(Input begins)

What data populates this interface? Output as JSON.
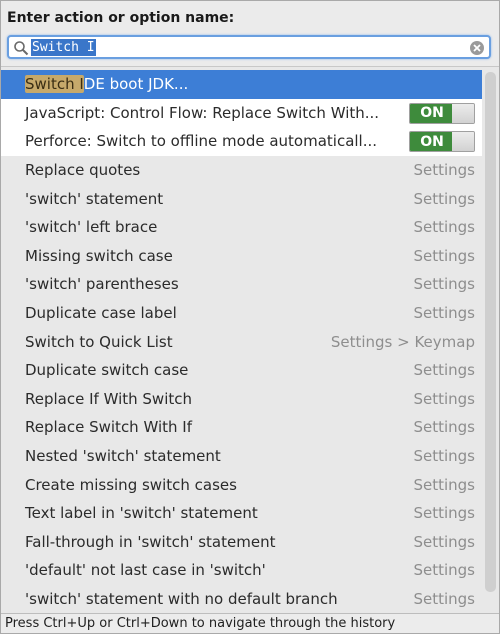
{
  "header": {
    "title": "Enter action or option name:"
  },
  "search": {
    "value": "Switch I",
    "icon": "search-icon",
    "clear_icon": "clear-icon"
  },
  "rows": [
    {
      "label_match": "Switch I",
      "label_rest": "DE boot JDK...",
      "right": "",
      "toggle": null,
      "selected": true,
      "white": false
    },
    {
      "label_match": "",
      "label_rest": "JavaScript: Control Flow: Replace Switch With...",
      "right": "",
      "toggle": "ON",
      "selected": false,
      "white": true
    },
    {
      "label_match": "",
      "label_rest": "Perforce: Switch to offline mode automaticall...",
      "right": "",
      "toggle": "ON",
      "selected": false,
      "white": true
    },
    {
      "label_match": "",
      "label_rest": "Replace quotes",
      "right": "Settings",
      "toggle": null,
      "selected": false,
      "white": false
    },
    {
      "label_match": "",
      "label_rest": "'switch' statement",
      "right": "Settings",
      "toggle": null,
      "selected": false,
      "white": false
    },
    {
      "label_match": "",
      "label_rest": "'switch' left brace",
      "right": "Settings",
      "toggle": null,
      "selected": false,
      "white": false
    },
    {
      "label_match": "",
      "label_rest": "Missing switch case",
      "right": "Settings",
      "toggle": null,
      "selected": false,
      "white": false
    },
    {
      "label_match": "",
      "label_rest": "'switch' parentheses",
      "right": "Settings",
      "toggle": null,
      "selected": false,
      "white": false
    },
    {
      "label_match": "",
      "label_rest": "Duplicate case label",
      "right": "Settings",
      "toggle": null,
      "selected": false,
      "white": false
    },
    {
      "label_match": "",
      "label_rest": "Switch to Quick List",
      "right": "Settings > Keymap",
      "toggle": null,
      "selected": false,
      "white": false
    },
    {
      "label_match": "",
      "label_rest": "Duplicate switch case",
      "right": "Settings",
      "toggle": null,
      "selected": false,
      "white": false
    },
    {
      "label_match": "",
      "label_rest": "Replace If With Switch",
      "right": "Settings",
      "toggle": null,
      "selected": false,
      "white": false
    },
    {
      "label_match": "",
      "label_rest": "Replace Switch With If",
      "right": "Settings",
      "toggle": null,
      "selected": false,
      "white": false
    },
    {
      "label_match": "",
      "label_rest": "Nested 'switch' statement",
      "right": "Settings",
      "toggle": null,
      "selected": false,
      "white": false
    },
    {
      "label_match": "",
      "label_rest": "Create missing switch cases",
      "right": "Settings",
      "toggle": null,
      "selected": false,
      "white": false
    },
    {
      "label_match": "",
      "label_rest": "Text label in 'switch' statement",
      "right": "Settings",
      "toggle": null,
      "selected": false,
      "white": false
    },
    {
      "label_match": "",
      "label_rest": "Fall-through in 'switch' statement",
      "right": "Settings",
      "toggle": null,
      "selected": false,
      "white": false
    },
    {
      "label_match": "",
      "label_rest": "'default' not last case in 'switch'",
      "right": "Settings",
      "toggle": null,
      "selected": false,
      "white": false
    },
    {
      "label_match": "",
      "label_rest": "'switch' statement with no default branch",
      "right": "Settings",
      "toggle": null,
      "selected": false,
      "white": false
    }
  ],
  "status": {
    "text": "Press Ctrl+Up or Ctrl+Down to navigate through the history"
  },
  "colors": {
    "selection": "#3d7ed6",
    "match_highlight": "#c6a96b",
    "toggle_on": "#3e8b3c",
    "secondary_text": "#8e8e8e"
  }
}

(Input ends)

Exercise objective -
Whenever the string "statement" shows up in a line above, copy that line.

Expected answer -
      "label_rest": "'switch' statement",
      "label_rest": "Nested 'switch' statement",
      "label_rest": "Text label in 'switch' statement",
      "label_rest": "Fall-through in 'switch' statement",
      "label_rest": "'switch' statement with no default branch",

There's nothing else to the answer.